How to Pack So You Never Have to Check a Bag
It’s not impossible! Sharon Ainsberg shows us how.
If anyone saw the 2009 film Up in the Air starring George Clooney, his character, Ryan Bingham, is pretty much the best example of why not to check a bag (you lose “35 minutes per flight”). Or remember in Meet the Parents, when Ben Stiller tells the flight attendant that the only way he’ll let go of his bag is if she tries to pry it from his dead, lifeless fingers? Well, that’s me. (“If you can get it from my Kung Fu grip, then you can have it… Otherwise, step off, bitch.”)
Checking a bag should only be done when massive amounts of shopping have ensued on a trip (this is encouraged) and you are left with absolutely no choice. I’m on a plane every 4-6 weeks for business trips on average each year, and I haven’t checked a bag since I bought Mexico City out of all its tchotchkes.
But if you’re a woman packing for one—meaning just yourself, no kids—and even if you are going away for 10 days, you do *not* need to check a bag, and you can still look flawlessly stylish. I’ve mastered the art of the two-carry-on policy for what is going on 20 years, and I am here to convert you and save you time, money and frustration.
Everyone is so busy worrying about “having options” on a trip, but I promise, you won’t feel deprived if you follow my rules. You’ll feel liberated from the extra weight and hassle.
Let’s start at the beginning: THE BAG(S).
You’re allowed two—one that fits under the seat, and one that fits in the overhead length-wise, wheels in. You want your under-seat bag to be big enough to hold a smaller handbag in it; and that smaller handbag is your go-to for the whole trip. You want something chic, neutral and lightweight—I recommend a small crossbody, like this Balenciaga Papier Triple, or this Kate Spade Cobble Hill Straw crossbody.
The larger, under-seat bag will double as a beach bag if you’re going on a beach vacation, or as your tote bag if sightseeing and/or shopping. I like burlap and canvas varieties, but the key to the under-seat bag is the “mush” factor. You don’t want this bag to have structure. It must be able to mush effortlessly. I carry a Balenciaga Motocross Classic Weekender I bought at a consignment shop for most of my plane rides, but I also love this color-block zippered canvas tote by Pacific Tote Company, which can easily double as a beach bag.
Now. About the overhead:
I swear by my bag, but it’s on the pricier side. However, with the amount I travel, it’s worth every cent. I use The Salsa Deluxe by Rimowa, a 360 spinner with the lightest hard case and amazing internal organizational features to keep things in place. This size works on around 97% of planes.

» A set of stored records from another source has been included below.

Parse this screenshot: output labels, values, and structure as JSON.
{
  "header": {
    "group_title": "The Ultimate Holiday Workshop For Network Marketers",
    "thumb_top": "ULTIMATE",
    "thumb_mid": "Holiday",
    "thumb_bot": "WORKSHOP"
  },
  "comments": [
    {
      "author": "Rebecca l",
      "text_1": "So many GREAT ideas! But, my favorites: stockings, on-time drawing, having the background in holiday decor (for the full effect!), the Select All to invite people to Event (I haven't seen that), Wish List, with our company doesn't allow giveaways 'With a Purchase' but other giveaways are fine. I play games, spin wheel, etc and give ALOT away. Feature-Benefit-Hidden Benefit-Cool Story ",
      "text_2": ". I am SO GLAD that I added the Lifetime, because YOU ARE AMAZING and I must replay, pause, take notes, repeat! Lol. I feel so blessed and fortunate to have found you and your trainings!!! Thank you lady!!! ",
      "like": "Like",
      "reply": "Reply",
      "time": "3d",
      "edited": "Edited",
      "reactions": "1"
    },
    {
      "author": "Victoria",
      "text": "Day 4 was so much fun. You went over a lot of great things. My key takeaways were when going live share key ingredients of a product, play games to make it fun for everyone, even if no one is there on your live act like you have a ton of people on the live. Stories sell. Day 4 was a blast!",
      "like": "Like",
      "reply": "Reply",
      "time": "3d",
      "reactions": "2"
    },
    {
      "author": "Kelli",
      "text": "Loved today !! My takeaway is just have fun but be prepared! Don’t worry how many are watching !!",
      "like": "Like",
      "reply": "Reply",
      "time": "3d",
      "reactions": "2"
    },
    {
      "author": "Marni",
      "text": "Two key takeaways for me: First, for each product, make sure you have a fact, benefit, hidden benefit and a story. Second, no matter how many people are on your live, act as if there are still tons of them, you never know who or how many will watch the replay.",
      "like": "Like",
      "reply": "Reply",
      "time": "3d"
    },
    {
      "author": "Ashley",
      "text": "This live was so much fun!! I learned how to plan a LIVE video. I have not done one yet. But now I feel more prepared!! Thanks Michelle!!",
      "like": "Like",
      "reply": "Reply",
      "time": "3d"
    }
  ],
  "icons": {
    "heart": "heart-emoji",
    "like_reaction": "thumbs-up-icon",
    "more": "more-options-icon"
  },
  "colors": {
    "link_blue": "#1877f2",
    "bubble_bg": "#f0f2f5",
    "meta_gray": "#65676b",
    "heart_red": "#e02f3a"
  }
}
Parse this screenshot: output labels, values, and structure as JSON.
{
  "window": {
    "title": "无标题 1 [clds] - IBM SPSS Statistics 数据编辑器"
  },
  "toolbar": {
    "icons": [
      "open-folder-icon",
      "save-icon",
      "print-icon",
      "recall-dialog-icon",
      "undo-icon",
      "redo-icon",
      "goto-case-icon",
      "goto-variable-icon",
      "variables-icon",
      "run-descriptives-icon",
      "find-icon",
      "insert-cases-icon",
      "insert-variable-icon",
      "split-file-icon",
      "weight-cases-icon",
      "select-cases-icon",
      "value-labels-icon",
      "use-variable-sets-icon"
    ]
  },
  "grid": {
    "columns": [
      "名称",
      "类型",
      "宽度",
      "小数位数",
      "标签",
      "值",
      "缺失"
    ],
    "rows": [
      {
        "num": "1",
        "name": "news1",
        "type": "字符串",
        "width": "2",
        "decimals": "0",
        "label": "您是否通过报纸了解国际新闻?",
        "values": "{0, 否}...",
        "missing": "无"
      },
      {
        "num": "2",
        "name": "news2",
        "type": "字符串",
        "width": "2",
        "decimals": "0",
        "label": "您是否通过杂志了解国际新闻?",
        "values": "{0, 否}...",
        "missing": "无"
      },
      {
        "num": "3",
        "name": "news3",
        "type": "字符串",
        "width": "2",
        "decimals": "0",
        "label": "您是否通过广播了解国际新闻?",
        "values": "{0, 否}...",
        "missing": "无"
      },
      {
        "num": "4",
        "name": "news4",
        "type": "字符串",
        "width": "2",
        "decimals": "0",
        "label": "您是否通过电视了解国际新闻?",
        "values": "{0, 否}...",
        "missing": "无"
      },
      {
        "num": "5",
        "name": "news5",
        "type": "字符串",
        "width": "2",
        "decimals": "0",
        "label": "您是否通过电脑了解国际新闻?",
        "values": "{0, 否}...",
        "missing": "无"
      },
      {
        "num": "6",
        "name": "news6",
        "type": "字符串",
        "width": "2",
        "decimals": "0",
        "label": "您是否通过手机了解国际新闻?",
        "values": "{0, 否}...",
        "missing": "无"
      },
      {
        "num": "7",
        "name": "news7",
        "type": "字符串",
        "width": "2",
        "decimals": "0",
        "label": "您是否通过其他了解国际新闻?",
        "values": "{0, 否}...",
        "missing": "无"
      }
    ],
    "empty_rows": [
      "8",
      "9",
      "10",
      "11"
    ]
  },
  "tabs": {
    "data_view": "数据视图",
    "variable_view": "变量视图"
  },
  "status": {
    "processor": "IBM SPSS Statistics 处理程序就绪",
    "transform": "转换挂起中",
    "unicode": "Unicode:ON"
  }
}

If spending $600 on a carry-on is out of the question (which is totally understandable), then opt for the same genius, lightweight construction for about half the price with a Raden A22, available in a dozen different colors.
So let’s move on to packing:
This is what most people consider the real challenge, and I’m going to break it down for you. It all begins with the shoes. Yes, your beloved shoes—be prepared to part with most of them, because they’re the enemy of your otherwise perfectly capable carry-on. Instead of quantity, traveling with shoes is all about quality and practicality. You want to build your trip and your entire wardrobe primarily around two pairs of shoes. One heel or wedge-type (only if necessary), and one flat or lightweight white sneaker you can wear with everything. Flip-flops hardly count—they can fit anywhere. If you need to travel with running shoes, make them some kind of lightweight knit crushable sneaker like these Nike Flyknits.
Once you’ve picked your shoes, build your wardrobe around them. Pants, shorts, dresses, skirts and tops that all easily work with each other and, most important, with the shoes.
Pack your shoes on the bottom of one side of your suitcase, then roll your clothes rather than folding them, to avoid crease marks and to save space. You’ll be surprised with what you can fit if you roll and tuck.
Top everything off with some easy jewelry and accessories that travel well on your body. Everything you bring should be easily replaceable (don’t bring your expensive rings or anything that has emotional value or is rare or irreplaceable—you can part with these things for your vacation and keep them safely tucked away at home). Don’t bring anything you aren’t willing to lose!
Finally, and this is a big one: your vanity kit. Minimize it all—bring your most basic makeup: a neutral and a red lip color, mascara and curler, a small tinted sunscreen moisturizer, and maybe a small portable bronzer and brush. For body and hair products (sunscreen, moisturizer, shampoo and conditioner), chances are they sell it where you’re going, or you can buy some travel-size options at the airport. If you’re traveling internationally, it’s fun to explore some of your favorite brands and what glam concoctions they may offer overseas that you can’t find at home!
That about covers it—have an amazing summer, and safe travels to all!